■ **TASK REQUIREMENTS**: Bring together every line in the data that includes "title".

Component data from apps and pages
---------------

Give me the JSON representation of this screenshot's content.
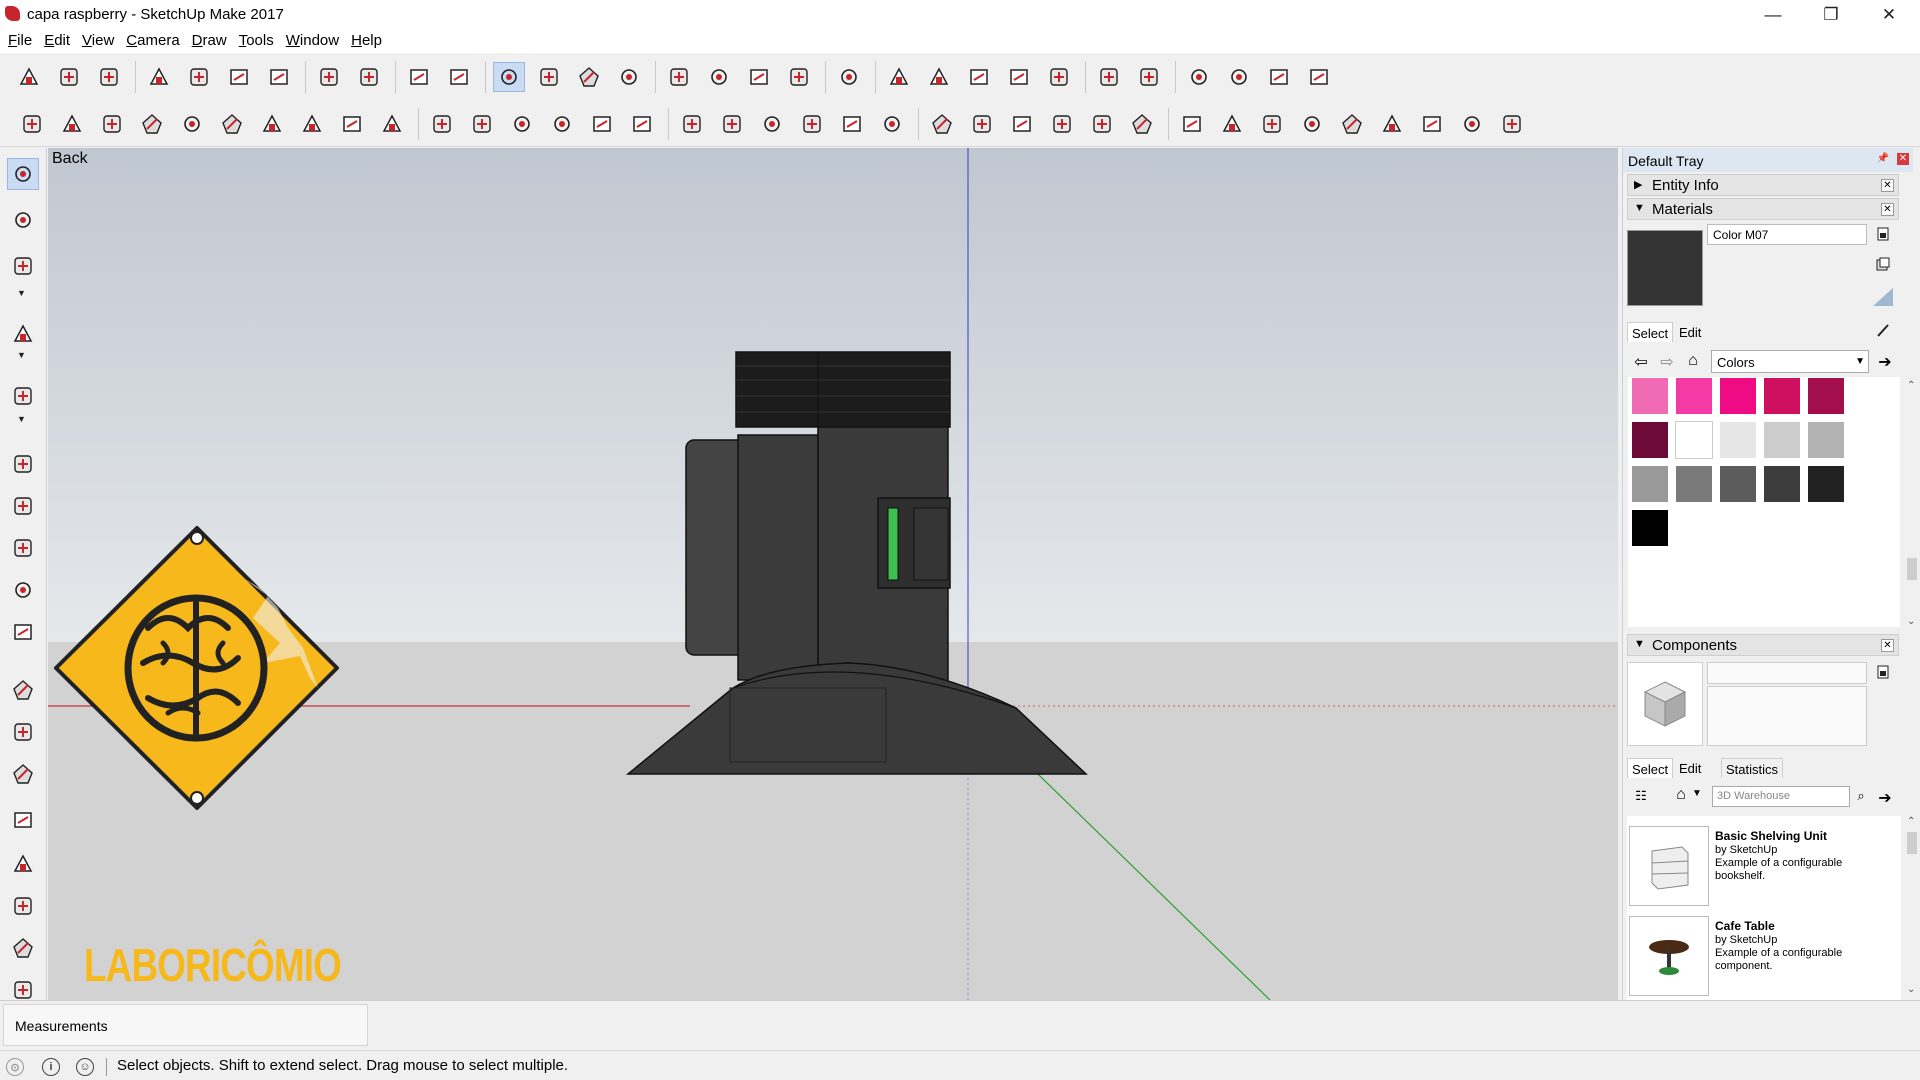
{
  "window": {
    "title": "capa raspberry - SketchUp Make 2017",
    "minimize_glyph": "—",
    "restore_glyph": "❐",
    "close_glyph": "✕"
  },
  "menu": [
    "File",
    "Edit",
    "View",
    "Camera",
    "Draw",
    "Tools",
    "Window",
    "Help"
  ],
  "toolbar_row1": [
    "new-icon",
    "open-icon",
    "save-icon",
    "cut-icon",
    "copy-icon",
    "paste-icon",
    "erase-icon",
    "undo-icon",
    "redo-icon",
    "print-icon",
    "model-info-icon",
    "select-icon",
    "make-component-icon",
    "paint-bucket-icon",
    "eraser-icon",
    "warehouse-icon",
    "share-model-icon",
    "share-component-icon",
    "extension-warehouse-icon",
    "layout-icon",
    "iso-view-icon",
    "top-view-icon",
    "front-view-icon",
    "right-view-icon",
    "back-view-icon",
    "xray-icon",
    "wireframe-icon",
    "hidden-line-icon",
    "shaded-icon",
    "shaded-textures-icon",
    "monochrome-icon"
  ],
  "toolbar_row2": [
    "line-icon",
    "freehand-icon",
    "rectangle-icon",
    "rotated-rectangle-icon",
    "circle-icon",
    "polygon-icon",
    "arc-icon",
    "two-point-arc-icon",
    "three-point-arc-icon",
    "pie-icon",
    "iso-house-icon",
    "top-house-icon",
    "front-house-icon",
    "right-house-icon",
    "back-house-icon",
    "left-house-icon",
    "move-icon",
    "push-pull-icon",
    "rotate-icon",
    "follow-me-icon",
    "scale-icon",
    "offset-icon",
    "tape-measure-icon",
    "dimension-icon",
    "protractor-icon",
    "text-icon",
    "axes-icon",
    "3d-text-icon",
    "orbit-icon",
    "pan-icon",
    "zoom-icon",
    "zoom-window-icon",
    "zoom-extents-icon",
    "previous-view-icon",
    "position-camera-icon",
    "look-around-icon",
    "walk-icon"
  ],
  "left_toolbar": [
    "select-icon",
    "eraser-icon",
    "line-icon",
    "arc-icon",
    "rectangle-icon",
    "push-pull-icon",
    "follow-me-icon",
    "move-icon",
    "rotate-icon",
    "scale-icon",
    "tape-measure-icon",
    "text-icon",
    "paint-bucket-icon",
    "orbit-icon",
    "pan-icon",
    "zoom-icon",
    "zoom-extents-icon",
    "warehouse-icon"
  ],
  "viewport": {
    "scene_label": "Back",
    "logo_text": "LABORICÔMIO"
  },
  "measurements": {
    "label": "Measurements"
  },
  "status": {
    "text": "Select objects. Shift to extend select. Drag mouse to select multiple."
  },
  "tray": {
    "title": "Default Tray",
    "entity_info": {
      "title": "Entity Info"
    },
    "materials": {
      "title": "Materials",
      "current_name": "Color M07",
      "tab_select": "Select",
      "tab_edit": "Edit",
      "collection": "Colors",
      "swatches": [
        "#f06ab4",
        "#f43aa4",
        "#ef0b84",
        "#cf1060",
        "#a20f4c",
        "#6e0a37",
        "#ffffff",
        "#e6e6e6",
        "#cccccc",
        "#b3b3b3",
        "#999999",
        "#7a7a7a",
        "#5c5c5c",
        "#3d3d3d",
        "#222222",
        "#000000"
      ]
    },
    "components": {
      "title": "Components",
      "tab_select": "Select",
      "tab_edit": "Edit",
      "tab_statistics": "Statistics",
      "search_placeholder": "3D Warehouse",
      "items": [
        {
          "title": "Basic Shelving Unit",
          "by": "by SketchUp",
          "desc": "Example of a configurable bookshelf."
        },
        {
          "title": "Cafe Table",
          "by": "by SketchUp",
          "desc": "Example of a configurable component."
        }
      ]
    }
  },
  "colors": {
    "accent_red": "#c8242b",
    "selection_blue": "#c9dcf3",
    "logo_yellow": "#f7b81c"
  }
}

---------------

■ **EXERCISE SOLUTION**:
    "title": "capa raspberry - SketchUp Make 2017",
    "title": "Default Tray",
      "title": "Entity Info"
      "title": "Materials",
      "title": "Components",
          "title": "Basic Shelving Unit",
          "title": "Cafe Table",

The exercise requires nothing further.